Evidence on trial

See allHide authors and affiliations

Science  11 Mar 2016:
Vol. 351, Issue 6278, pp. 1128-1129
DOI: 10.1126/science.351.6278.1128

You are currently viewing the summary.

View Full Text

Log in to view the full text

Log in through your institution

Log in through your institution

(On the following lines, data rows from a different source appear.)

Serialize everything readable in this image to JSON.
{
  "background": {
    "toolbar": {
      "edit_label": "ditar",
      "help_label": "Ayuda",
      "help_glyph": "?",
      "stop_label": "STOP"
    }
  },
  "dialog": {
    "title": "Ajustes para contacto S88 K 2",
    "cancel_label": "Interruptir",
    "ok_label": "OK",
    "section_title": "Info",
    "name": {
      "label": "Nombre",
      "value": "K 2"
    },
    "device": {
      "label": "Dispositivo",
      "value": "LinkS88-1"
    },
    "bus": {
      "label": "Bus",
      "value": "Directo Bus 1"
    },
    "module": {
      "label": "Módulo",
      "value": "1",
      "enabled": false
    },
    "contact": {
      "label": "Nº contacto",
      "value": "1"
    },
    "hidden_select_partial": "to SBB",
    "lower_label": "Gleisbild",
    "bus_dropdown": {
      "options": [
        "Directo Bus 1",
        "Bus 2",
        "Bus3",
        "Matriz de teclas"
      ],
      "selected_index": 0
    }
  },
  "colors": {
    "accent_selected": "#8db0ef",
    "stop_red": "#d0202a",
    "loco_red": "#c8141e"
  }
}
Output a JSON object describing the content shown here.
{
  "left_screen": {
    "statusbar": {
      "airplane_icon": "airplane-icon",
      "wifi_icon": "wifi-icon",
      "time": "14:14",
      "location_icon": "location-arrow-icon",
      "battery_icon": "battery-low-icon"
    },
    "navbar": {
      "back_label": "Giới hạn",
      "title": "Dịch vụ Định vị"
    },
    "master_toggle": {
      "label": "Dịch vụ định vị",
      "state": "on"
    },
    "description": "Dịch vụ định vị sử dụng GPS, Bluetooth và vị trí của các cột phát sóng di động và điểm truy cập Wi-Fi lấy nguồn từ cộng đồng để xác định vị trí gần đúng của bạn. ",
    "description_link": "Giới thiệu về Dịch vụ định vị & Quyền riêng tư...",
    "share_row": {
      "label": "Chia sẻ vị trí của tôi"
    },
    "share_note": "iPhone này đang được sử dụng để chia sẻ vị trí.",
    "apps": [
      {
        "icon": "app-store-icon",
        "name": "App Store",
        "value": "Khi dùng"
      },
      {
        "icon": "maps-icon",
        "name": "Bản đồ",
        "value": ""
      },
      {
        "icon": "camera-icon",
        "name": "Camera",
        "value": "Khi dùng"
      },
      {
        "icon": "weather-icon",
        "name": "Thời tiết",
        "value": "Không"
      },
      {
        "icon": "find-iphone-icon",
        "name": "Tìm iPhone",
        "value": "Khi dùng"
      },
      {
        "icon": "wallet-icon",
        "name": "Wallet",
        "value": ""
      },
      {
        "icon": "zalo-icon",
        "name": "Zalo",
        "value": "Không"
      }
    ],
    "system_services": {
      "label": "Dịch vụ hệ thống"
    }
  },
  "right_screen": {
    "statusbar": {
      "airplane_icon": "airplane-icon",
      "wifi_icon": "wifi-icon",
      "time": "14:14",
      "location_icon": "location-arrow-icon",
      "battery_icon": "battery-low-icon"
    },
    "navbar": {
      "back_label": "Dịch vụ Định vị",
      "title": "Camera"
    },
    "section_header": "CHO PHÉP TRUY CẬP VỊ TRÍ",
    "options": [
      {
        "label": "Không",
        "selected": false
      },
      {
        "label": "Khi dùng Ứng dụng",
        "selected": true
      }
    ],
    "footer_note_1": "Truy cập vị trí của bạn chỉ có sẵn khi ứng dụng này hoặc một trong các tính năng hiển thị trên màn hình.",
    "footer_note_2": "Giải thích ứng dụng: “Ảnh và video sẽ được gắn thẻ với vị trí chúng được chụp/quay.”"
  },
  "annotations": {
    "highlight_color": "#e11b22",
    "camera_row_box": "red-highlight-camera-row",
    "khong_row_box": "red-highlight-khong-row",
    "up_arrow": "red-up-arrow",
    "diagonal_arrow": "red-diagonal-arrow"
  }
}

A report published in 2009 by the U.S. National Research Council found that forensic analysts had long overstated the strength of many types of evidence, including foot- and fingerprints, tire tracks, bullet marks, blood splatters, fire, and handwriting. Many innocent people have ended up behind bars as a result; even DNA evidence, widely seen as the golden standard, can finger the wrong person. This special issue of Science shows that forensic analysts are trying to do better. Many fields are taking a critical look at the value of evidence, testing the accuracy of their methods, and developing new ones that are more science-based. Meanwhile, some scientists are developing the forensic tools of tomorrow.